On the 28 February 2019 Mellor Archaeological Trust (MAT) ran the first of the UK STORM emergency drill testing the STORM dashboard and response application. A sudden-onset hazard scenario was tested. This took as its premise a severe weather event: Intense Rainfall which could lead to flooding at the Mill site.
The Eye of the STORM
1-day cultural heritage and climate change seminar
On 11 December 2018 Mellor Archaeological Trust and the University of Salford hosted an admission-free seminar at the Mellor Parish Centre, close to the Mellor pilot site. The seminar focussed on the issue of climate change effects on cultural heritage in the UK and beyond. The seminar was attended by over 40 guests including STORM partners, other local and national CH projects and the general public.
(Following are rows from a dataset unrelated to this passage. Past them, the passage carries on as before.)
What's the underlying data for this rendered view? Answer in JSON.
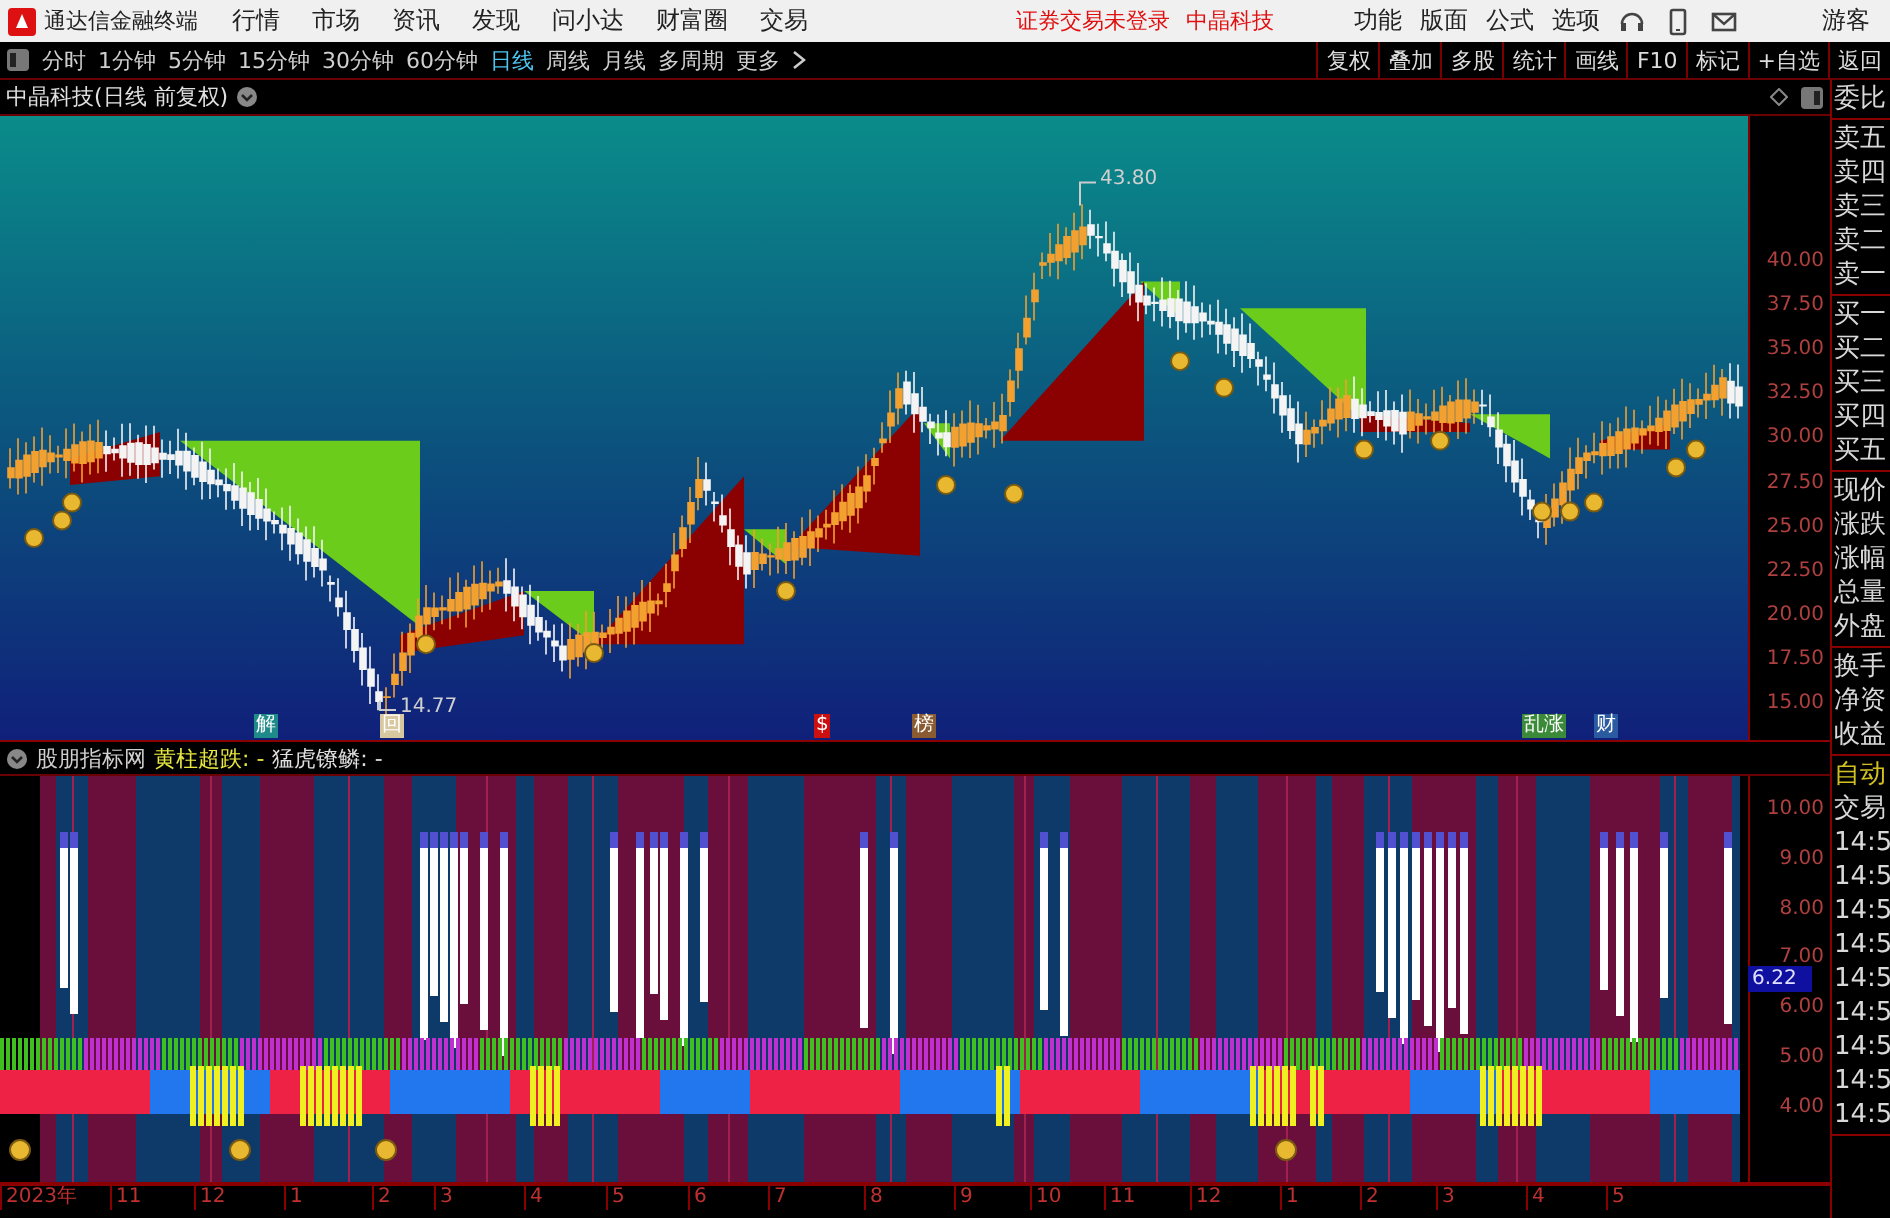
{
  "menu_bar": {
    "app_title": "通达信金融终端",
    "menus": [
      "行情",
      "市场",
      "资讯",
      "发现",
      "问小达",
      "财富圈",
      "交易"
    ],
    "notice": "证券交易未登录",
    "stock": "中晶科技",
    "tools": [
      "功能",
      "版面",
      "公式",
      "选项"
    ],
    "user": "游客"
  },
  "period_bar": {
    "periods": [
      {
        "label": "分时",
        "selected": false
      },
      {
        "label": "1分钟",
        "selected": false
      },
      {
        "label": "5分钟",
        "selected": false
      },
      {
        "label": "15分钟",
        "selected": false
      },
      {
        "label": "30分钟",
        "selected": false
      },
      {
        "label": "60分钟",
        "selected": false
      },
      {
        "label": "日线",
        "selected": true
      },
      {
        "label": "周线",
        "selected": false
      },
      {
        "label": "月线",
        "selected": false
      },
      {
        "label": "多周期",
        "selected": false
      }
    ],
    "more": "更多",
    "actions": [
      "复权",
      "叠加",
      "多股",
      "统计",
      "画线",
      "F10",
      "标记",
      "+自选",
      "返回"
    ]
  },
  "main_chart": {
    "title": "中晶科技(日线 前复权)",
    "price_axis": [
      "40.00",
      "37.50",
      "35.00",
      "32.50",
      "30.00",
      "27.50",
      "25.00",
      "22.50",
      "20.00",
      "17.50",
      "15.00"
    ],
    "high_label": "43.80",
    "low_label": "14.77",
    "event_markers": [
      {
        "label": "解",
        "color": "#1f8a8a"
      },
      {
        "label": "回",
        "color": "#d8c8a0"
      },
      {
        "label": "$",
        "color": "#cc1010"
      },
      {
        "label": "榜",
        "color": "#8a5a30"
      },
      {
        "label": "乱涨",
        "color": "#3a8a3a"
      },
      {
        "label": "财",
        "color": "#2a5aa0"
      }
    ]
  },
  "indicator": {
    "name": "股朋指标网",
    "param_1": "黄柱超跌: -",
    "param_2": "猛虎镣鳞: -",
    "axis": [
      "10.00",
      "9.00",
      "8.00",
      "7.00",
      "6.00",
      "5.00",
      "4.00"
    ],
    "current_value": "6.22"
  },
  "date_axis": [
    "2023年",
    "11",
    "12",
    "1",
    "2",
    "3",
    "4",
    "5",
    "6",
    "7",
    "8",
    "9",
    "10",
    "11",
    "12",
    "1",
    "2",
    "3",
    "4",
    "5"
  ],
  "quote_panel": {
    "groups": [
      [
        "委比"
      ],
      [
        "卖五",
        "卖四",
        "卖三",
        "卖二",
        "卖一"
      ],
      [
        "买一",
        "买二",
        "买三",
        "买四",
        "买五"
      ],
      [
        "现价",
        "涨跌",
        "涨幅",
        "总量",
        "外盘"
      ],
      [
        "换手",
        "净资",
        "收益"
      ]
    ],
    "auto_label": "自动",
    "trade_label": "交易",
    "times": [
      "14:5",
      "14:5",
      "14:5",
      "14:5",
      "14:5",
      "14:5",
      "14:5",
      "14:5",
      "14:5"
    ]
  }
}
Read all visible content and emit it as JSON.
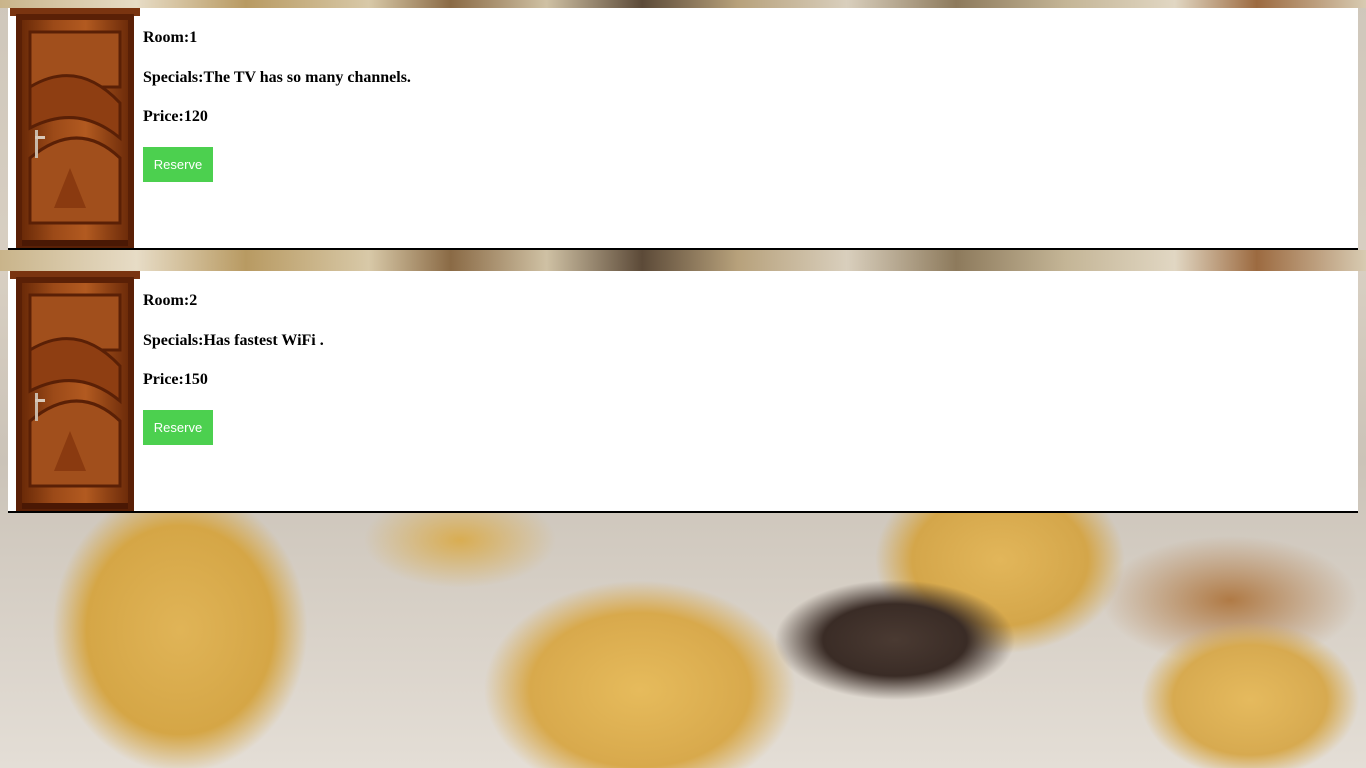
{
  "colors": {
    "reserve_button_bg": "#4cd04f",
    "reserve_button_text": "#ffffff",
    "card_bg": "#ffffff",
    "card_border": "#000000"
  },
  "rooms": [
    {
      "room_label": "Room:1",
      "specials_label": "Specials:The TV has so many channels.",
      "price_label": "Price:120",
      "reserve_label": "Reserve",
      "image_icon": "door-icon"
    },
    {
      "room_label": "Room:2",
      "specials_label": "Specials:Has fastest WiFi .",
      "price_label": "Price:150",
      "reserve_label": "Reserve",
      "image_icon": "door-icon"
    }
  ]
}
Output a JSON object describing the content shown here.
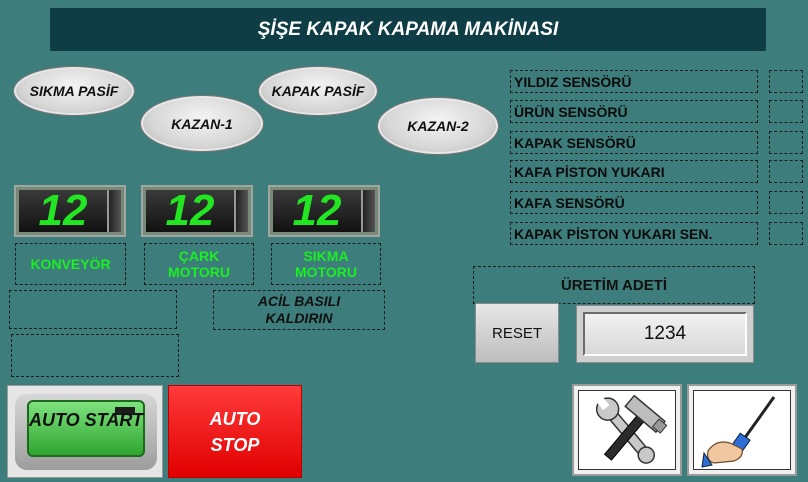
{
  "title": "ŞİŞE KAPAK KAPAMA MAKİNASI",
  "status_indicators": [
    {
      "label": "SIKMA PASİF"
    },
    {
      "label": "KAZAN-1"
    },
    {
      "label": "KAPAK PASİF"
    },
    {
      "label": "KAZAN-2"
    }
  ],
  "motors": [
    {
      "value": "12",
      "label": "KONVEYÖR"
    },
    {
      "value": "12",
      "label": "ÇARK MOTORU"
    },
    {
      "value": "12",
      "label": "SIKMA MOTORU"
    }
  ],
  "emergency_message": "ACİL BASILI KALDIRIN",
  "sensors": [
    {
      "label": "YILDIZ SENSÖRÜ"
    },
    {
      "label": "ÜRÜN SENSÖRÜ"
    },
    {
      "label": "KAPAK SENSÖRÜ"
    },
    {
      "label": "KAFA PİSTON YUKARI"
    },
    {
      "label": "KAFA SENSÖRÜ"
    },
    {
      "label": "KAPAK PİSTON YUKARI SEN."
    }
  ],
  "production": {
    "label": "ÜRETİM ADETİ",
    "count": "1234",
    "reset_label": "RESET"
  },
  "controls": {
    "auto_start_label": "AUTO START",
    "auto_stop_label": "AUTO STOP"
  },
  "icons": {
    "settings": "tools-icon",
    "manual": "screwdriver-hand-icon"
  },
  "colors": {
    "background": "#3d7d7b",
    "title_bar": "#0f3d45",
    "display_digits": "#22e622",
    "motor_label": "#1bee23",
    "stop_button": "#ff2a2a"
  }
}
Speakers from STORM, including Rosmarie De Wit, Filipa Neto, Mike Nevell, Bob Humphrey-Taylor and Robert Williamson who discussed the impact of climate change on the North-West England region, the Mellor pilot site, and protection of Cultural heritage across the UK and Europe from hazards. This combination of talks highlighted the importance of the STORM project to the UK cultural heritage perspective.
An acronym was originally just the initial letters of an institution or a project, used as a shorthand by people involved. However, the modern trend is for governmental agencies to think of the acronym first and then find a mission statement that can fit (or sort of fit).
STORM is the contrived acronym for an EU programme designed to assess the impact of climate change on archaeological sites. The full title is...
12.30 on Sunday 2nd December 2018 at Roman Lakes Tea Rooms
‘Their Christmas starts here’ to paraphrase the clarion call of ‘Ready –Steady Go’, ‘The weekend starts here'. That Friday evening programme that must have been essential viewing for many of the day’s diners, when they were nowt but lads and lasses, the sallow youths of many a year ago.
But as well as play this weekend, work had to done. Work in ‘manning’ the MAT stall at Saturday’s Winter Wonderland in Marple Bridge, led by Bob & Hilary Humphrey – Taylor. The Trust’s Gazebo sat midst Morris Men, the Manchester rock Choir and a host of entertainers both those young and those not so young.
Once again, for the Trust’s Christmas meal, the Sewart family, along with their staff at the Roman Lakes came up trumps, on Sunday 3rd December. They enabled the 75 or so of Trust Friends, with their partners and friends, to luxuriate in an afternoon of fine food and the warmth of very special hospitality.
(Left: Ann, Anne and a raffle)
Trooping in, being ticked off the list of 'covers’, buying raffle tickets, we sat at the seasonally decorated tables. But before that, a chance to enjoy mood setting mulled wine, served on arrival, to view the raffle table groaning under the weight of prizes, and the warmth of the wood burning stove. Eventually sitting, before us lay the forks, knives, glasses and crackers ready for use. The hubbub of conversation grew, plans for Christmas extolled, the advantage of forward planning discussed, and the consequences of that unexpected Christmas Eve phone call remembered.
Brimming after two sumptuous courses, the party settled back in their chairs. The time had arrived for the afternoon’s entertainment in the capable hand of the Barleys. First Meg Barley gave us a solo unaccompanied rendition of 'A Little Old Schoolhose Down a Counrty Lane', made famous by Randolph Sutton. Follow that! And Mike did, in spades. Regaling us with the humorous side of Christmas celebrations at primary schools, a distant, very distant memory for those listening, but warm stories to finish the afternoon.
Sincere thanks to Meg and Mike, and again to both the Sewart family and their staff at the Roman Lakes, a December Sunday afternoon to cherish in memory.
Photos: Arthur Procter
Text: Martin Cruickshank, January 2018